My friend Josh rode down with me. It’s always nice to have company on the longer rides. We arrived with just under two hours to my race start at 11:30am. The weather was gorgeous! Sun shining, slight breeze, still a little nip in the air. I received my series race number: 321! I love it when my numbers are consecutive in some way or have a pattern. Last year I was 345. This thing of starting the season a couple races in works out in that regard.

I’ve been feeling good on the bike. This is largely in part to having a real training plan from Hugh Moran, as well as the motivation to make the best out of my season. Of course, there are bad training days and I wish I had more training time, but having an intentional plan of riding and racing is what I need. I got a quick pre-ride in on the course. It was a great mix of grass and dirt, with a paved start and finish area. It also had a little of everything: wide corners, descents, punchy climbs, and a lot of off camber stuff. The mountain biker in me loves the off camber, so I was feeling good about the course.

I had a great warm-up, and got to the start with plenty of time. This year NCCX has split the Pro1/2/3 field by creating a Master’s 2/3 35+ category that races at the same time. This reduces the Pro1/2/3 field, and makes it a lot faster! I didn’t make the mistake of my previous race, sitting solid on the second row since I didn’t have a call-up (call-ups are based on series points to date and I had zero.). The start was also paved and on a slight decline into the finish area before climbing up and into the grassy section. I had a great start and was in 8th or 9th going into the first turn. I lost a couple of places but settled in on the wheel in front of me. From then on it was pretty intense! I worked really hard to hang on to Genisis’s wheel, and managed to pass her at a couple points, but she always caught back on and would pass me again. This went on for the first few laps. However, my little bit of advantage came from the massive “run-up” that I was able to ride every time. I finally was able to start building a gap, but even then I was terrified that I wouldn’t be able to maintain it on the grassy flat sections. We know how much I love grassy flat sections, which ends up to be not very much at all. But these areas all had some sort of descent going into them, allowing me to really build up my speed and keep a good pace through them. The corners were also wide, which helped me out tremendously. The end result was 9th out of 13. I will take that, thank you! It was hard, but I raced smart, I raced hard, and most importantly, I had a race I am proud of!
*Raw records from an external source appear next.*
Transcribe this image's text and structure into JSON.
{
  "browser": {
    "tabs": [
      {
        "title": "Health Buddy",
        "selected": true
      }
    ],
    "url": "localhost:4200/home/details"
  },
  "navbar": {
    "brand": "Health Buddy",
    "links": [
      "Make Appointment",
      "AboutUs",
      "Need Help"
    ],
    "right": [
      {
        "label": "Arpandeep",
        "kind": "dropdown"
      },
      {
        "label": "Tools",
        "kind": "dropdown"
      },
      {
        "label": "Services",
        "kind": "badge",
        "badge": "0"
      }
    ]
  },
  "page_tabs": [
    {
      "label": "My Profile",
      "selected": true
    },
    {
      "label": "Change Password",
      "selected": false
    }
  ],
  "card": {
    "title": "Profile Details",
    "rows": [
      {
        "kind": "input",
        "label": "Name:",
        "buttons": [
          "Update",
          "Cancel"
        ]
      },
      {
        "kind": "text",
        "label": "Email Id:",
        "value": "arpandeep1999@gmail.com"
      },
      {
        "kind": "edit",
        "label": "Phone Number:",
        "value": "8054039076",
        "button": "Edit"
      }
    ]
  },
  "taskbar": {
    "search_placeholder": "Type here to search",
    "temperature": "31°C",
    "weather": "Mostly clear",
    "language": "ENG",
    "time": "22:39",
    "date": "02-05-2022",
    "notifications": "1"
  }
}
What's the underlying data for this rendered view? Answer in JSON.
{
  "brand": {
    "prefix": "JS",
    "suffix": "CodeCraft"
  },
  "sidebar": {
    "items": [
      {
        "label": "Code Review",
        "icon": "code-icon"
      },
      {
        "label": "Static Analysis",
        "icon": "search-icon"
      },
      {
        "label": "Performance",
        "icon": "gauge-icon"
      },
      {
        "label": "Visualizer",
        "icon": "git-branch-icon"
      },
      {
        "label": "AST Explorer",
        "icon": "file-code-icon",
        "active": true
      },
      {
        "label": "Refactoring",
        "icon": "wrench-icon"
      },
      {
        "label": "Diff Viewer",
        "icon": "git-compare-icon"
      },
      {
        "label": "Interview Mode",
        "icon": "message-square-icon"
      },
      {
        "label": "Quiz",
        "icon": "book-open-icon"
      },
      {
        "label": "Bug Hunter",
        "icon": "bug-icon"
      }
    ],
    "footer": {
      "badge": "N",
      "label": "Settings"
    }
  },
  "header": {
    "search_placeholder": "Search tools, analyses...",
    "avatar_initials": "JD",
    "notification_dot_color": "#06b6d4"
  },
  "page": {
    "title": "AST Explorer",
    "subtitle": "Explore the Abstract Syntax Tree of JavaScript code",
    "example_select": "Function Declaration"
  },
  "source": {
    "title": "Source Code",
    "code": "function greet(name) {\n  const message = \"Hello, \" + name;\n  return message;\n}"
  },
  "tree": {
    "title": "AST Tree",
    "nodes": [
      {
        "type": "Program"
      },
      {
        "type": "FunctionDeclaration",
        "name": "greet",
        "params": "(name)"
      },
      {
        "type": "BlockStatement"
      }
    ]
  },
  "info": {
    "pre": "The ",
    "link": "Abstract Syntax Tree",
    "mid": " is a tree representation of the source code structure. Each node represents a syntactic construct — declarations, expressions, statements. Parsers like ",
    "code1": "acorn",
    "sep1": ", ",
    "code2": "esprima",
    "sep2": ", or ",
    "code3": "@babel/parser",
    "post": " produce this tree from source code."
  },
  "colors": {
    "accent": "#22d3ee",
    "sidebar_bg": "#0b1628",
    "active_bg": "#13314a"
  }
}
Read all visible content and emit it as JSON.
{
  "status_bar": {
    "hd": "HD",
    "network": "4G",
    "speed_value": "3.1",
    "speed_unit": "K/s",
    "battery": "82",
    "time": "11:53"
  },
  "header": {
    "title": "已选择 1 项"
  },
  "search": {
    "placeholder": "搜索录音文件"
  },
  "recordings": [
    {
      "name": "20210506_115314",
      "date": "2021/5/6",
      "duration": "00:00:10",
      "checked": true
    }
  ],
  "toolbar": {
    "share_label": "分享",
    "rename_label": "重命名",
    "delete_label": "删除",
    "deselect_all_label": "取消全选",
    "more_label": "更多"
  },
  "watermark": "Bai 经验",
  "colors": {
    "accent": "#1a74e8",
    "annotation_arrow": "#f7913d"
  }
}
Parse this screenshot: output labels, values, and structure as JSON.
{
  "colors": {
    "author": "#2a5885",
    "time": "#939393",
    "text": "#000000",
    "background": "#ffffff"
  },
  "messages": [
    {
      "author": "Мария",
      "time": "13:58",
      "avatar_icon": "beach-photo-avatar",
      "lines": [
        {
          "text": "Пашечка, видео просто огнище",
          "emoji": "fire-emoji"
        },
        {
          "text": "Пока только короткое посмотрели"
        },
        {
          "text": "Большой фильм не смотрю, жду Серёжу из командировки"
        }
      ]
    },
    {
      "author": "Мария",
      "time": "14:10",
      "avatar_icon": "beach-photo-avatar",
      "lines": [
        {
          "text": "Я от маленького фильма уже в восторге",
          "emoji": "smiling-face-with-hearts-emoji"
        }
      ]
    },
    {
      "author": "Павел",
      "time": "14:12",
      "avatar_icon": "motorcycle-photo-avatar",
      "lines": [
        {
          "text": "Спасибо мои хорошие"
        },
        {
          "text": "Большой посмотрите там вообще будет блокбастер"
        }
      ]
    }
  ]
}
This weekend will find me in Durham repping Beer City Bicycles for the next NCCX race, followed by some time in Raleigh for work. Did someone say rest week?